(Data records for software interfaces)
+ + + + +

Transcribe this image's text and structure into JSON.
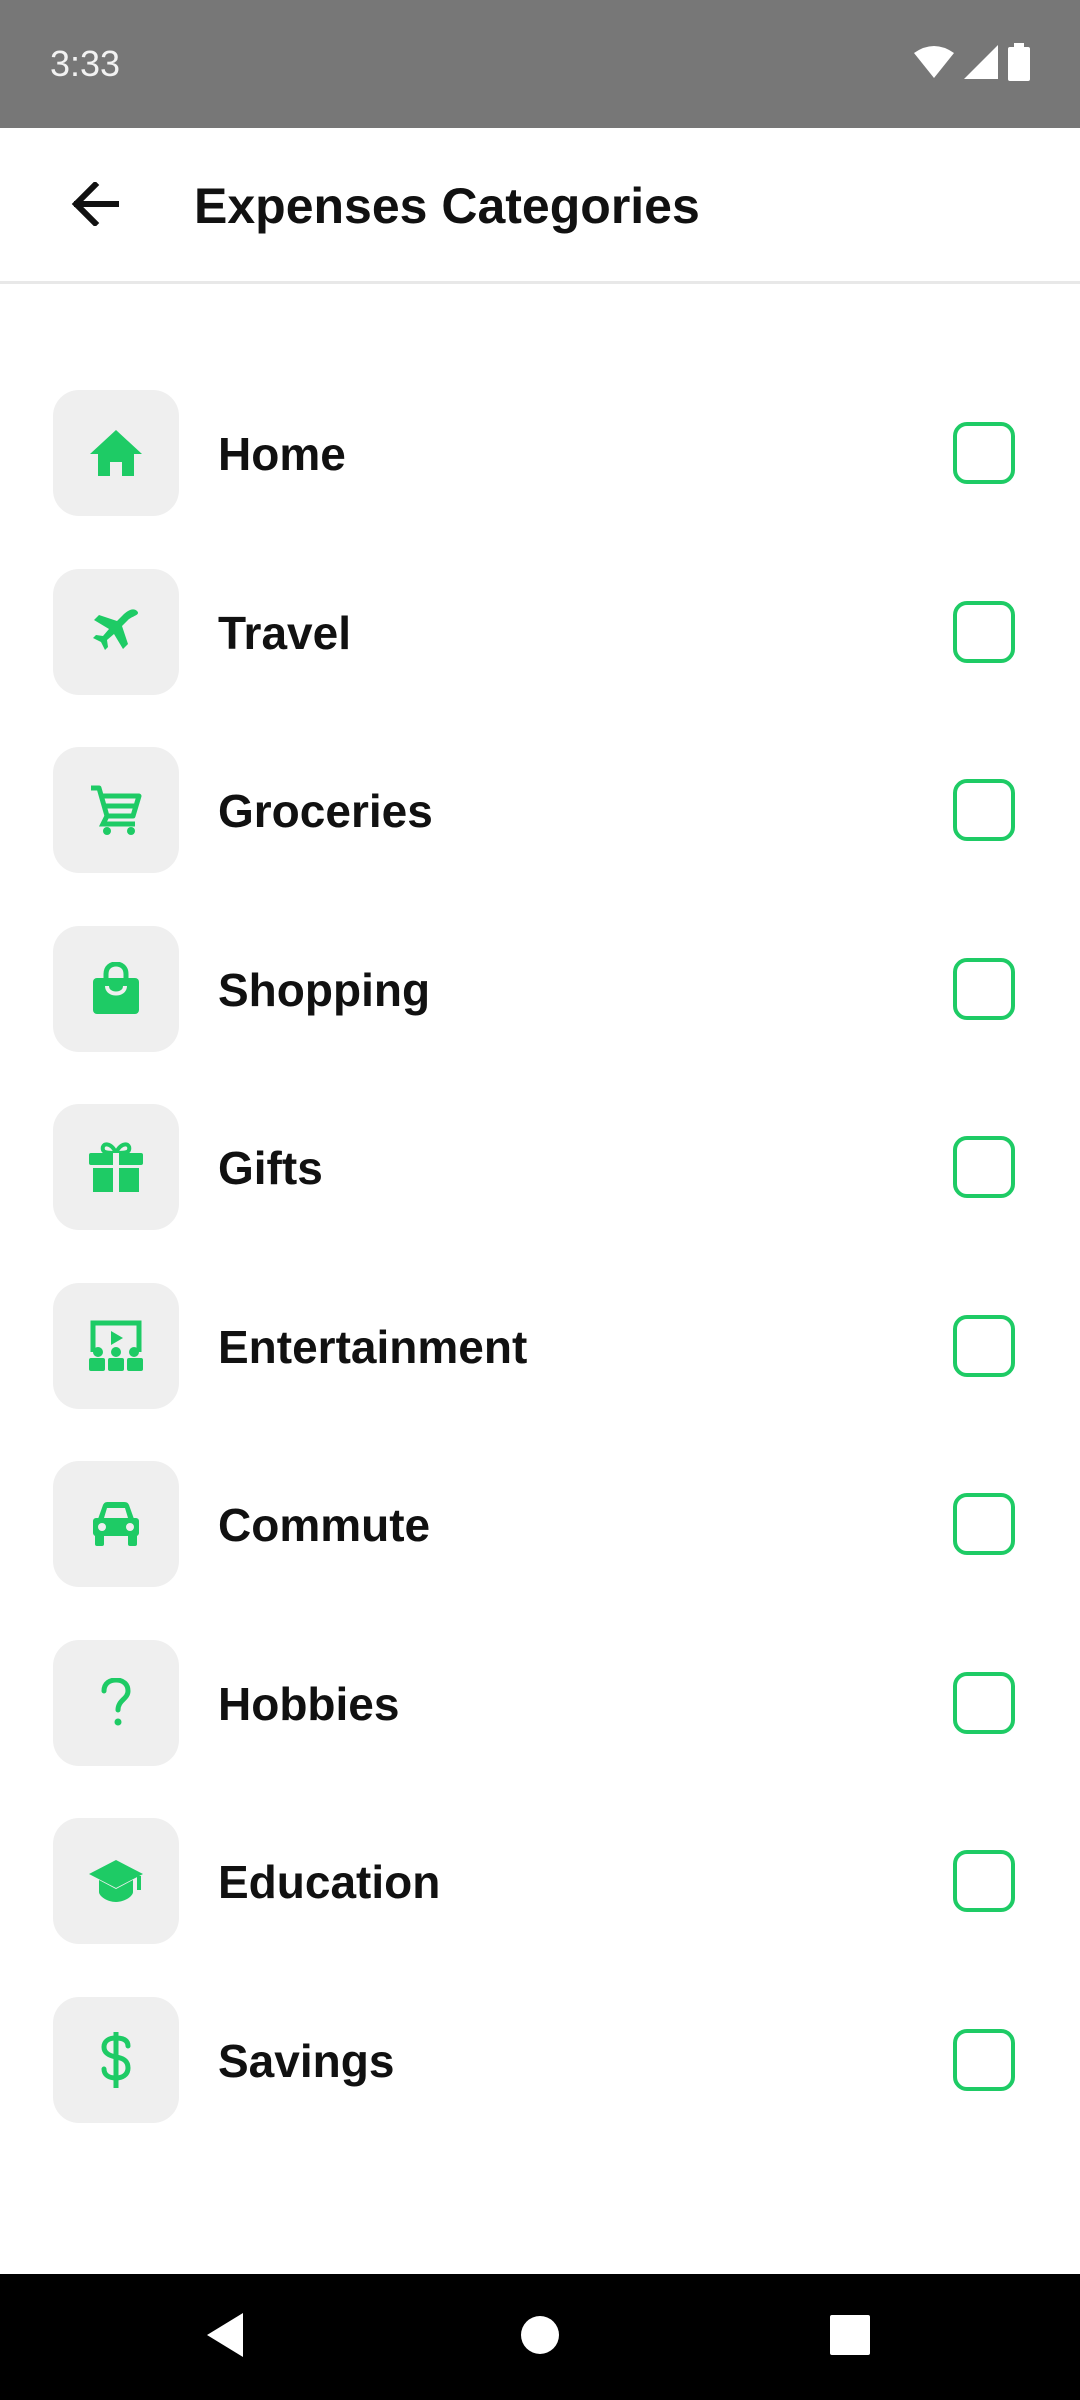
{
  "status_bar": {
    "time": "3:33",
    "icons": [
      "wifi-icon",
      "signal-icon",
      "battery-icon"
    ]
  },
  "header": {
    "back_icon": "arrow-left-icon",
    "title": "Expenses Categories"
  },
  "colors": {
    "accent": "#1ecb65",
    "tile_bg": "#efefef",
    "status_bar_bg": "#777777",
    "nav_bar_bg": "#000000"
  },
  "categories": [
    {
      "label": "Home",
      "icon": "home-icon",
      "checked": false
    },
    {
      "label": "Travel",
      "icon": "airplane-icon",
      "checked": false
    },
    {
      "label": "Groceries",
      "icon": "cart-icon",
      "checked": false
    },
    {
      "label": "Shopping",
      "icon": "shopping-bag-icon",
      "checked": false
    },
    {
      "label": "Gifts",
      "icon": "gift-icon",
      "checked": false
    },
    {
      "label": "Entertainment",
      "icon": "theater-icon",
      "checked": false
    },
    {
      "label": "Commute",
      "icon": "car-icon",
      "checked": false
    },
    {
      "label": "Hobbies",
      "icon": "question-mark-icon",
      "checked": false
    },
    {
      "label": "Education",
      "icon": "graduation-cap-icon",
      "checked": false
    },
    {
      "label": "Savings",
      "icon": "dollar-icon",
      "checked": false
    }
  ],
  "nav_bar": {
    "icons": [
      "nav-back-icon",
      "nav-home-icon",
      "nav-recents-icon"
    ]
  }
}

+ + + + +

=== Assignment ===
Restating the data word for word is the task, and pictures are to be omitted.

=== Output of the task ===
Transcribe this image's text and structure into JSON.
{
  "status_bar": {
    "time": "3:33",
    "icons": [
      "wifi-icon",
      "signal-icon",
      "battery-icon"
    ]
  },
  "header": {
    "back_icon": "arrow-left-icon",
    "title": "Expenses Categories"
  },
  "colors": {
    "accent": "#1ecb65",
    "tile_bg": "#efefef",
    "status_bar_bg": "#777777",
    "nav_bar_bg": "#000000"
  },
  "categories": [
    {
      "label": "Home",
      "icon": "home-icon",
      "checked": false
    },
    {
      "label": "Travel",
      "icon": "airplane-icon",
      "checked": false
    },
    {
      "label": "Groceries",
      "icon": "cart-icon",
      "checked": false
    },
    {
      "label": "Shopping",
      "icon": "shopping-bag-icon",
      "checked": false
    },
    {
      "label": "Gifts",
      "icon": "gift-icon",
      "checked": false
    },
    {
      "label": "Entertainment",
      "icon": "theater-icon",
      "checked": false
    },
    {
      "label": "Commute",
      "icon": "car-icon",
      "checked": false
    },
    {
      "label": "Hobbies",
      "icon": "question-mark-icon",
      "checked": false
    },
    {
      "label": "Education",
      "icon": "graduation-cap-icon",
      "checked": false
    },
    {
      "label": "Savings",
      "icon": "dollar-icon",
      "checked": false
    }
  ],
  "nav_bar": {
    "icons": [
      "nav-back-icon",
      "nav-home-icon",
      "nav-recents-icon"
    ]
  }
}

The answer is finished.